Mark Banks and Kristian Bagger suggest some workarounds for litigators working from home, including those without a printer or a scanner to hand.

For most solicitors in the UK, the outbreak of the coronavirus (COVID-19) pandemic and subsequent lockdown has precipitated a sudden shift to full-time remote working.

In this article, we set out some practical guidance and tips for civil litigation practitioners on how to overcome common issues arising from working at home.

No printer-scanner? No problem

Many practitioners may not have access to scanning and printing facilities at home, which has the potential to cause problems in the preparation of court documents. Fortunately, there are some handy workarounds.

Signing court documents

Under the Civil Procedure Rules (CPR), an electronic signature can be used instead of a manual signature for any document that is required to be signed in accordance with the CPR.

Signing statements of truth

The position is somewhat murkier when it comes to signing statements of truth. It seems more likely than not that electronic signatures can be validly used to sign statements of truth, but there remains some uncertainty on this point. For that reason, if time and technology allow, a ‘wet’ ink signature from your client is still preferable. For those without a scanner, a mobile scanning application (such as Adobe Scan) can then be used to create a PDF which can be filed electronically at court. However, use of such applications should be carefully considered in the context of client confidentiality and cleared with your IT department first.

Preparing exhibits

Exhibits can be compiled and paginated electronically using a PDF editor such as Foxit PhantomPDF or Adobe Acrobat. Note that some courts (including the Queen’s Bench Division) have published specific guidance on electronic bundles which should be adhered to.

Marking up documents
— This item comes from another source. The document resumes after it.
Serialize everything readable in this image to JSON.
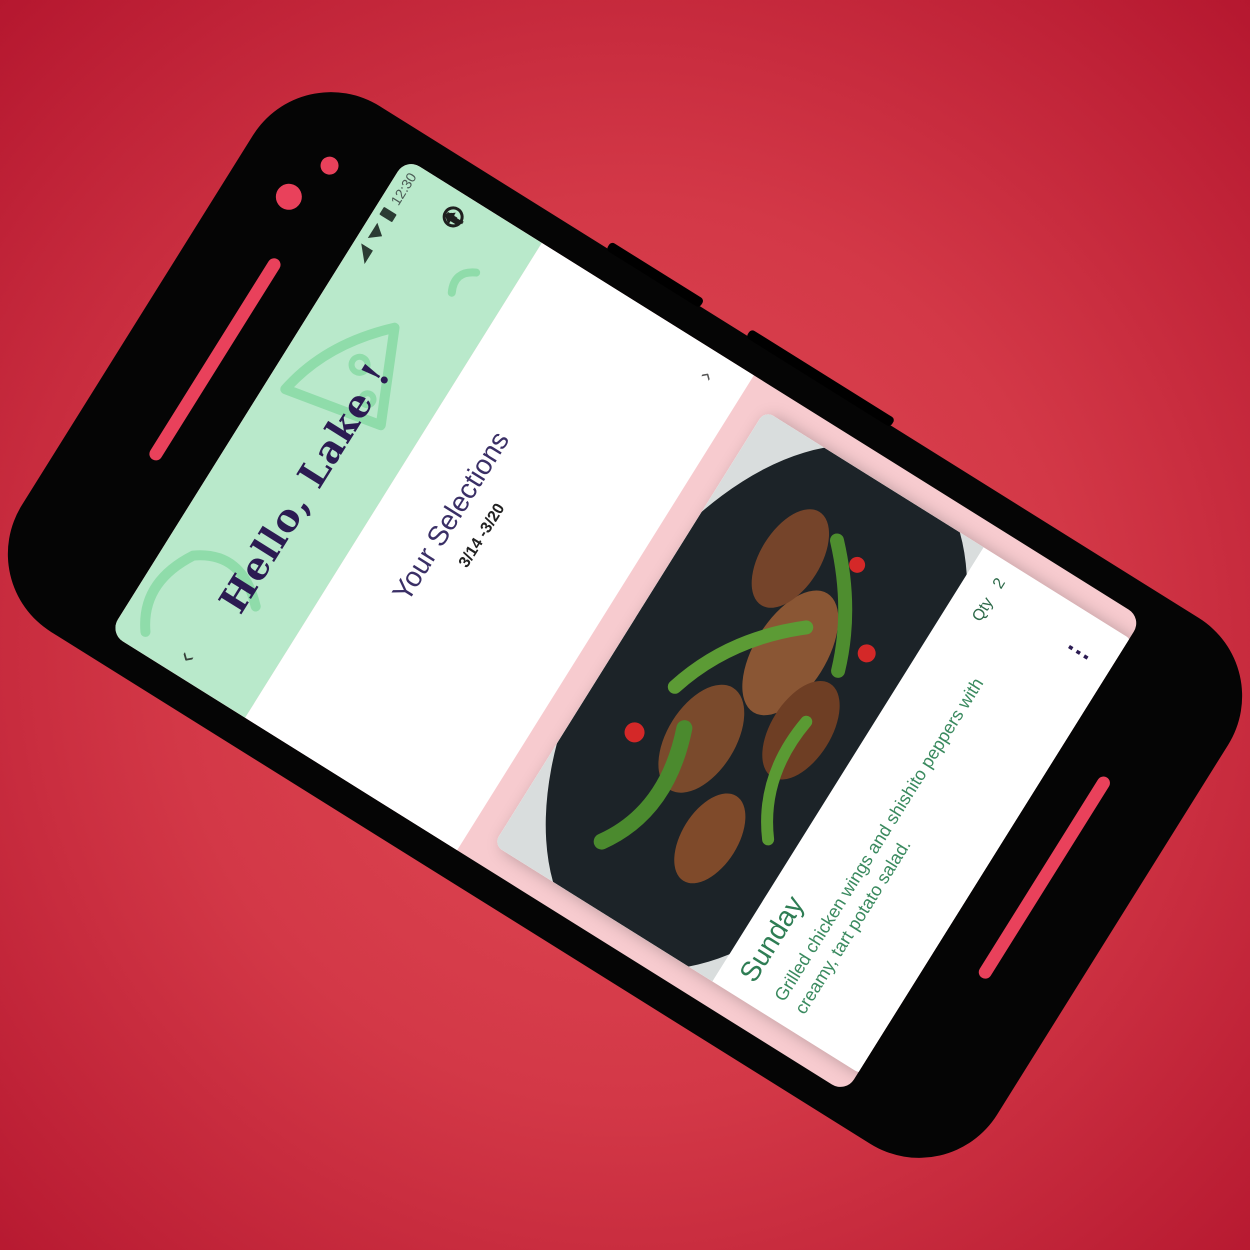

Consider whether you can use a touchscreen device to mark-up documents. If your work computer is touchscreen-enabled, for example, you may have access to Windows Ink Workspace, which has functionality to assist in preparing mark-ups (again, however, client confidentiality should be carefully considered). Alternatively, some PDF editors allow users to convert PDF documents into word documents for soft-copy amendments.

Service of documents

Under the CPR, the permission of the other side is required to serve documents by email. In the current circumstances, we expect that most parties will be sensible about accepting electronic service. We also expect that courts will take a dim view of parties refusing to accept electronic service of documents, unless they have a very good reason for doing so.

Keep confidentiality in mind

Although the Solicitors Regulation Authority (SRA) has recognised that the present circumstances are exceptional, it has nevertheless indicated that it expects solicitors to continue to abide by the SRA Standards and Regulations.

Maintaining client confidentiality poses a particular challenge for solicitors operating outside the office environment. However, following some straightforward rules of thumb can help to mitigate this risk.

  • Always follow any firm guidance on maintaining client confidentiality while remote working. In particular, always check with your firm’s IT team before using any third-party software.
  • Do not print out confidential documents unless it is absolutely necessary. If you do, store the documents securely or destroy them after you’re done (don’t put them in the recycling bin!).
  • Password protect and lock, or shut down, your computer when you are not using it.

Keep your client up to date

Clients need the support of their legal advisers now more than ever. Litigation practitioners should do their best to ensure that clients are regularly updated on any developments which may affect their case, including the impact of COVID-19 on case timetables and hearings.